Dataset rows for apps and sites:
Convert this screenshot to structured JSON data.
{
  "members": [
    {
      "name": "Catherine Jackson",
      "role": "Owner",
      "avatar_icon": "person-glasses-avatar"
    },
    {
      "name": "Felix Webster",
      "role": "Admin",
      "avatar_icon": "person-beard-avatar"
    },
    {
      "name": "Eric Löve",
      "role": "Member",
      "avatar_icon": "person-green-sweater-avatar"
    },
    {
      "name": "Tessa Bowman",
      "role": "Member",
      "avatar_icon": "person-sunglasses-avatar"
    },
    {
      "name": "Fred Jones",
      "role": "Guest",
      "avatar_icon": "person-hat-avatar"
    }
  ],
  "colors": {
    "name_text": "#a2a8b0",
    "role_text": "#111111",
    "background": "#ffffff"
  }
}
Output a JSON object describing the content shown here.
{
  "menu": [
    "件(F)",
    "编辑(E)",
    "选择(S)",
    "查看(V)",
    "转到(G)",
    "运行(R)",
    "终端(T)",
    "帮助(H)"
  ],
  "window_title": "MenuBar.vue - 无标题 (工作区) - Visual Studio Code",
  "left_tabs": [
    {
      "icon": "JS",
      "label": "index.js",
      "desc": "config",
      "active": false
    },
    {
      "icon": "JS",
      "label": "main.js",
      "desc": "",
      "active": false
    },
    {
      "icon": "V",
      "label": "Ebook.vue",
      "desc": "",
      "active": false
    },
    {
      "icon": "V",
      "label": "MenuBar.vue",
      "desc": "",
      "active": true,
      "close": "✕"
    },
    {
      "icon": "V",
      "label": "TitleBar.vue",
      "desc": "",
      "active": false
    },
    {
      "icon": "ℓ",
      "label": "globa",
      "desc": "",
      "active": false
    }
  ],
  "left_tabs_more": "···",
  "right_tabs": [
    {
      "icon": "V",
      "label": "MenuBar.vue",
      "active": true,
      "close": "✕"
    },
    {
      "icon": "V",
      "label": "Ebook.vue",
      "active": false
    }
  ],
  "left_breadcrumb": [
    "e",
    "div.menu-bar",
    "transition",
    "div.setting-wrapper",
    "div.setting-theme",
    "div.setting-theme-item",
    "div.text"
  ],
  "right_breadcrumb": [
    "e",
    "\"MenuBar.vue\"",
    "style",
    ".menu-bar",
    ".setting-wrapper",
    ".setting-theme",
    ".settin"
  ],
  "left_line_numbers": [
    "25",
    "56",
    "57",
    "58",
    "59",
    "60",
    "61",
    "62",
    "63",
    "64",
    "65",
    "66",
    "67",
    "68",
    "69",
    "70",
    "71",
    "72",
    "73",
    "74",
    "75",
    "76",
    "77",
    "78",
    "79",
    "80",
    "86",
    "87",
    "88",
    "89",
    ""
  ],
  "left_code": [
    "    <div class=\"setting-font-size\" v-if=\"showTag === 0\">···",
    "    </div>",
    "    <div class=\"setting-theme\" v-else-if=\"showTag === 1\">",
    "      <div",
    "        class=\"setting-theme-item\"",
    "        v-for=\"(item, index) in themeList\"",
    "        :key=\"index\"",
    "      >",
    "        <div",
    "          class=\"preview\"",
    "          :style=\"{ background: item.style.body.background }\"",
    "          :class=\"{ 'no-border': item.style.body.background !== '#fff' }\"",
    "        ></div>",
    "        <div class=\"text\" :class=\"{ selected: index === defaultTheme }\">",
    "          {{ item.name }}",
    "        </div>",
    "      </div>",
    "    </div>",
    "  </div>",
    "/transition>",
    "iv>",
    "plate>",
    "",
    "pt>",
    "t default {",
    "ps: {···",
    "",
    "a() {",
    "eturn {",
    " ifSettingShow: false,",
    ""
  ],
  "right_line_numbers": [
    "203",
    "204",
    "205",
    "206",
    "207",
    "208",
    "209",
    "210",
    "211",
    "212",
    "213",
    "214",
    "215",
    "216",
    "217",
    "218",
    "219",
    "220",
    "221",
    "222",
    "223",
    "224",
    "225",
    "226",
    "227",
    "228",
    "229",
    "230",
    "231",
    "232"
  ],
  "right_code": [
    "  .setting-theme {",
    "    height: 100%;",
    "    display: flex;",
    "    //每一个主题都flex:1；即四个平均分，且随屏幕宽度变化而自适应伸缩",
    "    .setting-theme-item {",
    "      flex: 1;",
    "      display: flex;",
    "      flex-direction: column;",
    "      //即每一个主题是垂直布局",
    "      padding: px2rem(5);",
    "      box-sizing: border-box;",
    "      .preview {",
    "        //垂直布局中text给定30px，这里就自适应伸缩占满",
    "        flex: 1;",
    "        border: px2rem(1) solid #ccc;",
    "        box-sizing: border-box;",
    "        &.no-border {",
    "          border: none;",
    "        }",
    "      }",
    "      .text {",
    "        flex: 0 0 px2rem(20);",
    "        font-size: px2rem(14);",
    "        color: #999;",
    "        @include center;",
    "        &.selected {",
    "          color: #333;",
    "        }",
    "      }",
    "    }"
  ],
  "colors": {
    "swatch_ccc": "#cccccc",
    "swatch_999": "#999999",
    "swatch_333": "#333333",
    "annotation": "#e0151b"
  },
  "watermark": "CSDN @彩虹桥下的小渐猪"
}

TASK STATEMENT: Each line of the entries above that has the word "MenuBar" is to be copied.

TASK RESPONSE:
  "window_title": "MenuBar.vue - 无标题 (工作区) - Visual Studio Code",
      "label": "MenuBar.vue",
      "label": "MenuBar.vue",
    "\"MenuBar.vue\"",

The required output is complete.